* [What the task requires] Apart from the images, every record below must be given again without alteration.

* [Data excerpts]
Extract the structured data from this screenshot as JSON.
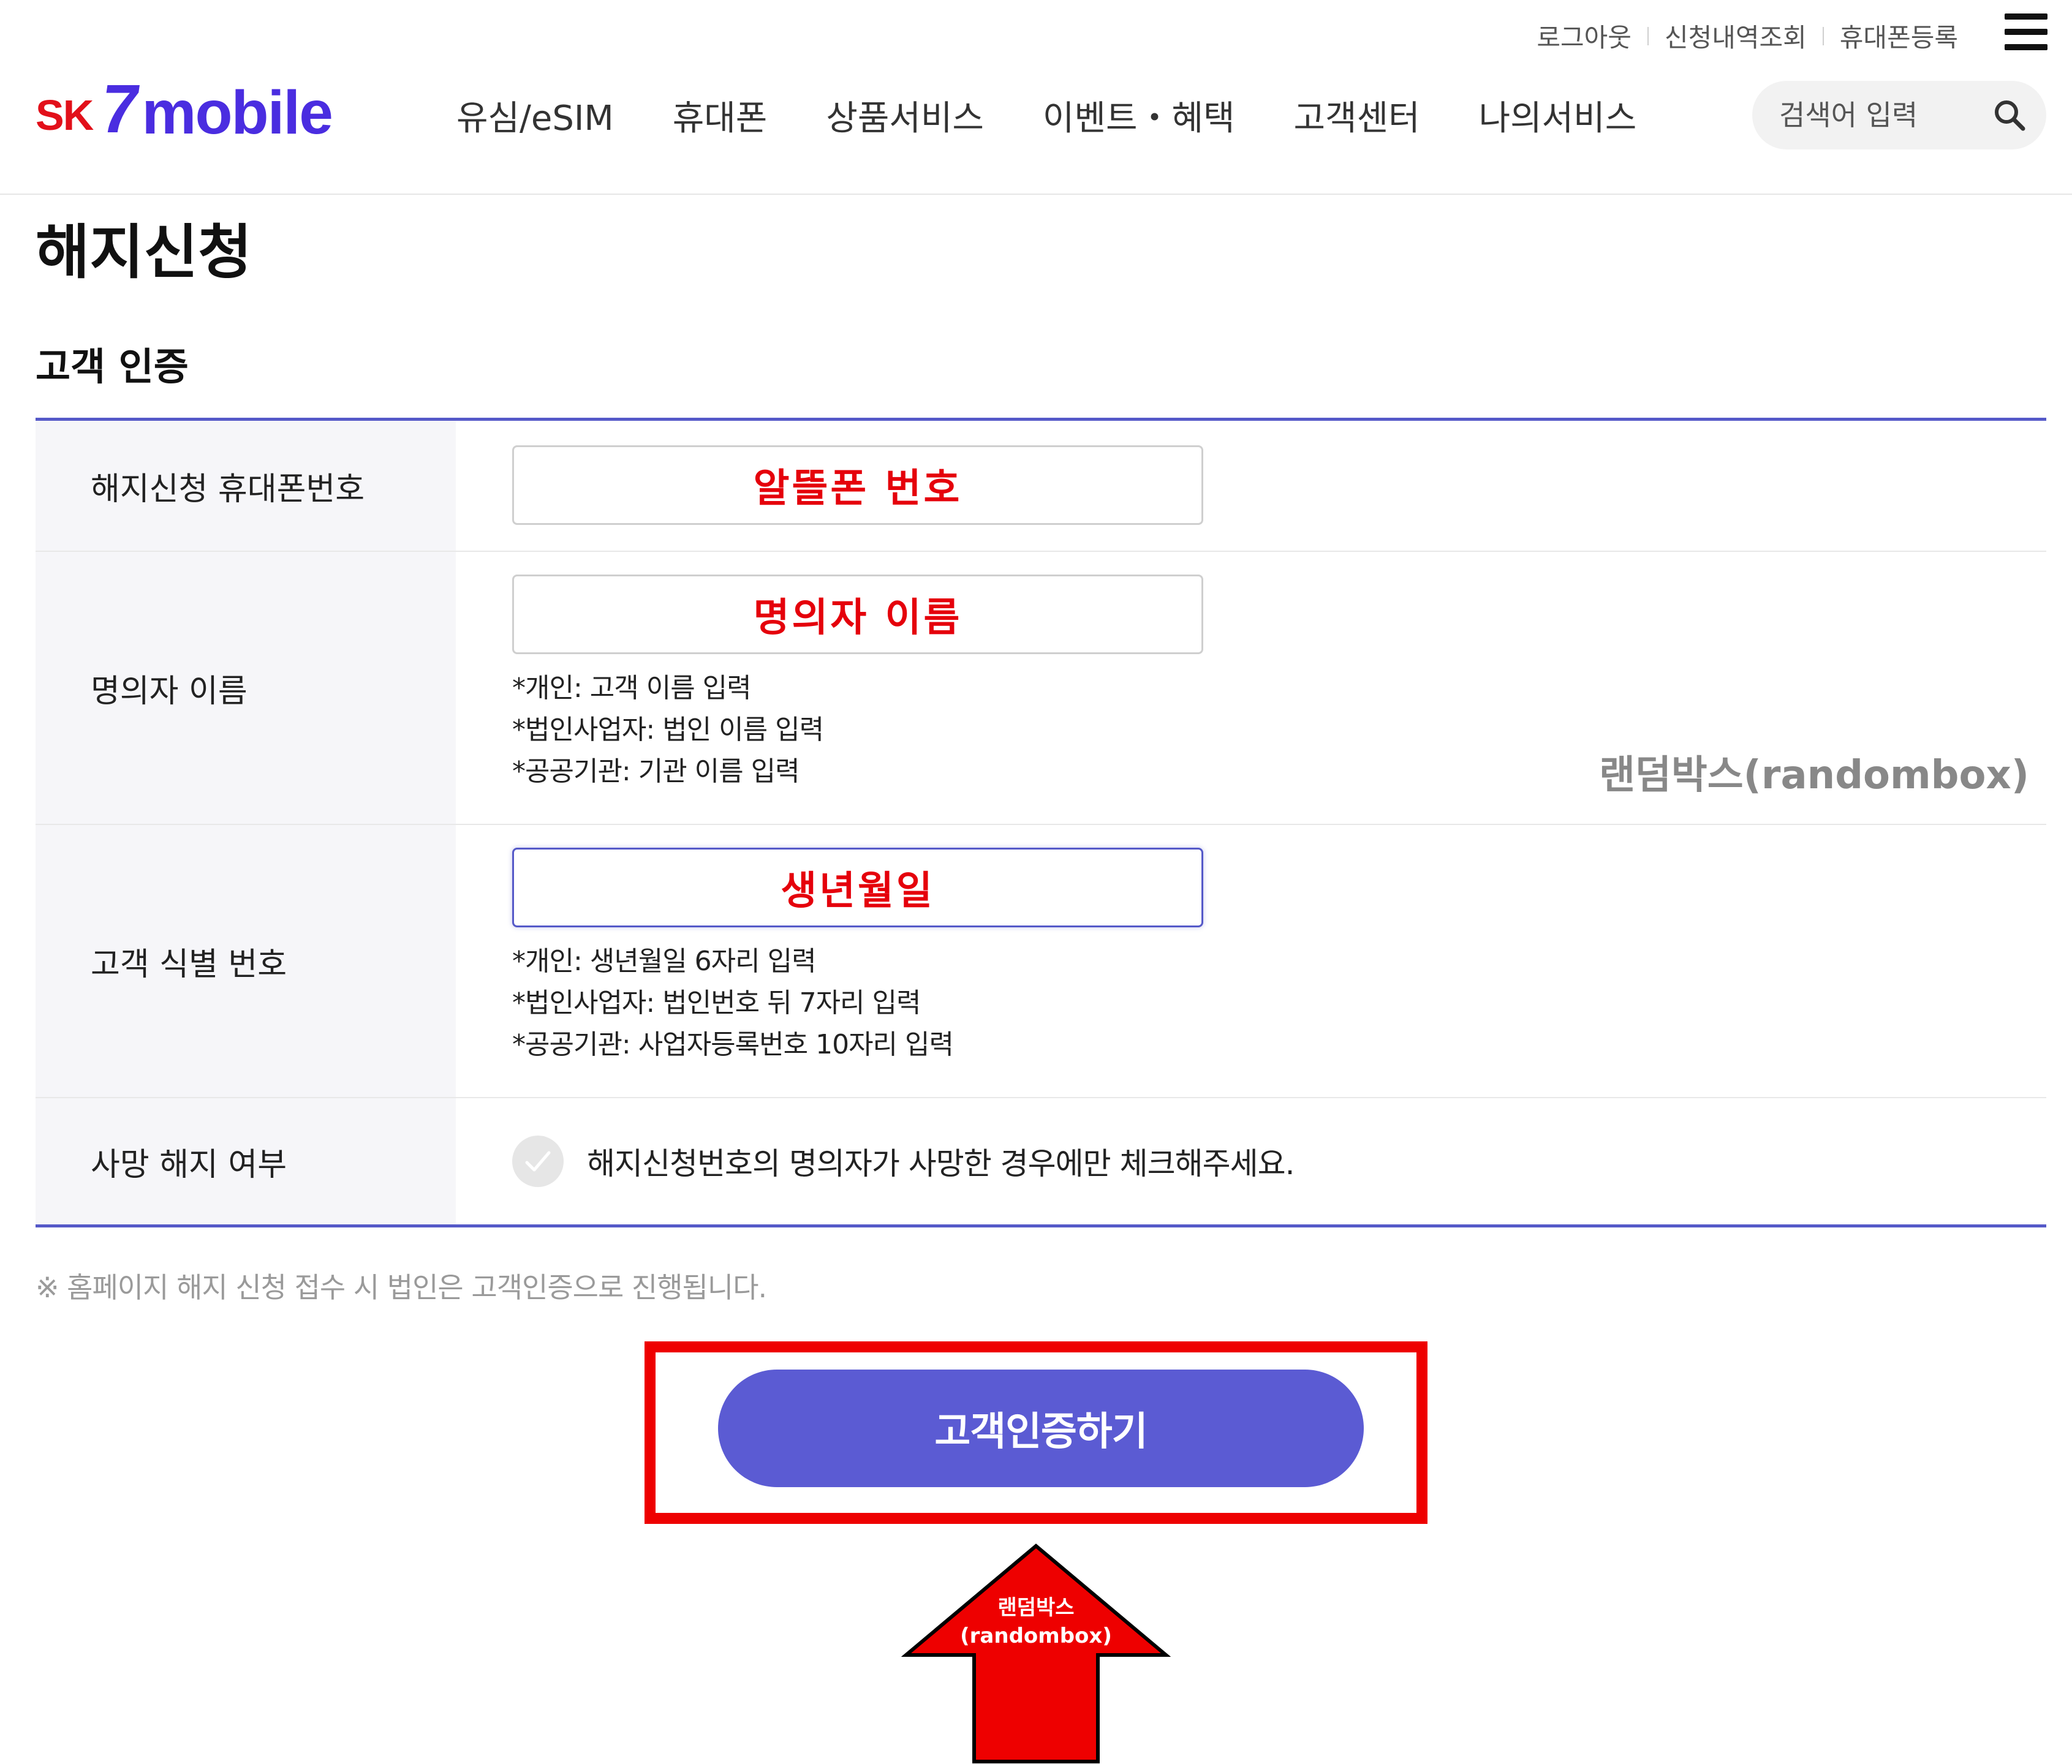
{
  "header": {
    "util_links": [
      "로그아웃",
      "신청내역조회",
      "휴대폰등록"
    ],
    "logo": {
      "sk": "SK",
      "seven": "7",
      "mobile": "mobile"
    },
    "nav": [
      "유심/eSIM",
      "휴대폰",
      "상품서비스",
      "이벤트・혜택",
      "고객센터",
      "나의서비스"
    ],
    "search_placeholder": "검색어 입력"
  },
  "page_title": "해지신청",
  "section_title": "고객 인증",
  "form": {
    "phone": {
      "label": "해지신청 휴대폰번호",
      "value": "알뜰폰 번호"
    },
    "name": {
      "label": "명의자 이름",
      "value": "명의자 이름",
      "hints": [
        "*개인: 고객 이름 입력",
        "*법인사업자: 법인 이름 입력",
        "*공공기관: 기관 이름 입력"
      ]
    },
    "id": {
      "label": "고객 식별 번호",
      "value": "생년월일",
      "hints": [
        "*개인: 생년월일 6자리 입력",
        "*법인사업자: 법인번호 뒤 7자리 입력",
        "*공공기관: 사업자등록번호 10자리 입력"
      ]
    },
    "death": {
      "label": "사망 해지 여부",
      "checkbox_text": "해지신청번호의 명의자가 사망한 경우에만 체크해주세요.",
      "checked": false
    }
  },
  "annotation_label": "랜덤박스(randombox)",
  "notice": "※ 홈페이지 해지 신청 접수 시 법인은 고객인증으로 진행됩니다.",
  "verify_button": "고객인증하기",
  "arrow_label": {
    "line1": "랜덤박스",
    "line2": "(randombox)"
  },
  "colors": {
    "accent": "#5b5bd3",
    "annotation_red": "#ee0000",
    "input_text_red": "#e5000b",
    "brand_purple": "#4a2de0",
    "brand_red": "#e2101a"
  }
}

* [Response area]
Extract the structured data from this screenshot as JSON.
{
  "header": {
    "util_links": [
      "로그아웃",
      "신청내역조회",
      "휴대폰등록"
    ],
    "logo": {
      "sk": "SK",
      "seven": "7",
      "mobile": "mobile"
    },
    "nav": [
      "유심/eSIM",
      "휴대폰",
      "상품서비스",
      "이벤트・혜택",
      "고객센터",
      "나의서비스"
    ],
    "search_placeholder": "검색어 입력"
  },
  "page_title": "해지신청",
  "section_title": "고객 인증",
  "form": {
    "phone": {
      "label": "해지신청 휴대폰번호",
      "value": "알뜰폰 번호"
    },
    "name": {
      "label": "명의자 이름",
      "value": "명의자 이름",
      "hints": [
        "*개인: 고객 이름 입력",
        "*법인사업자: 법인 이름 입력",
        "*공공기관: 기관 이름 입력"
      ]
    },
    "id": {
      "label": "고객 식별 번호",
      "value": "생년월일",
      "hints": [
        "*개인: 생년월일 6자리 입력",
        "*법인사업자: 법인번호 뒤 7자리 입력",
        "*공공기관: 사업자등록번호 10자리 입력"
      ]
    },
    "death": {
      "label": "사망 해지 여부",
      "checkbox_text": "해지신청번호의 명의자가 사망한 경우에만 체크해주세요.",
      "checked": false
    }
  },
  "annotation_label": "랜덤박스(randombox)",
  "notice": "※ 홈페이지 해지 신청 접수 시 법인은 고객인증으로 진행됩니다.",
  "verify_button": "고객인증하기",
  "arrow_label": {
    "line1": "랜덤박스",
    "line2": "(randombox)"
  },
  "colors": {
    "accent": "#5b5bd3",
    "annotation_red": "#ee0000",
    "input_text_red": "#e5000b",
    "brand_purple": "#4a2de0",
    "brand_red": "#e2101a"
  }
}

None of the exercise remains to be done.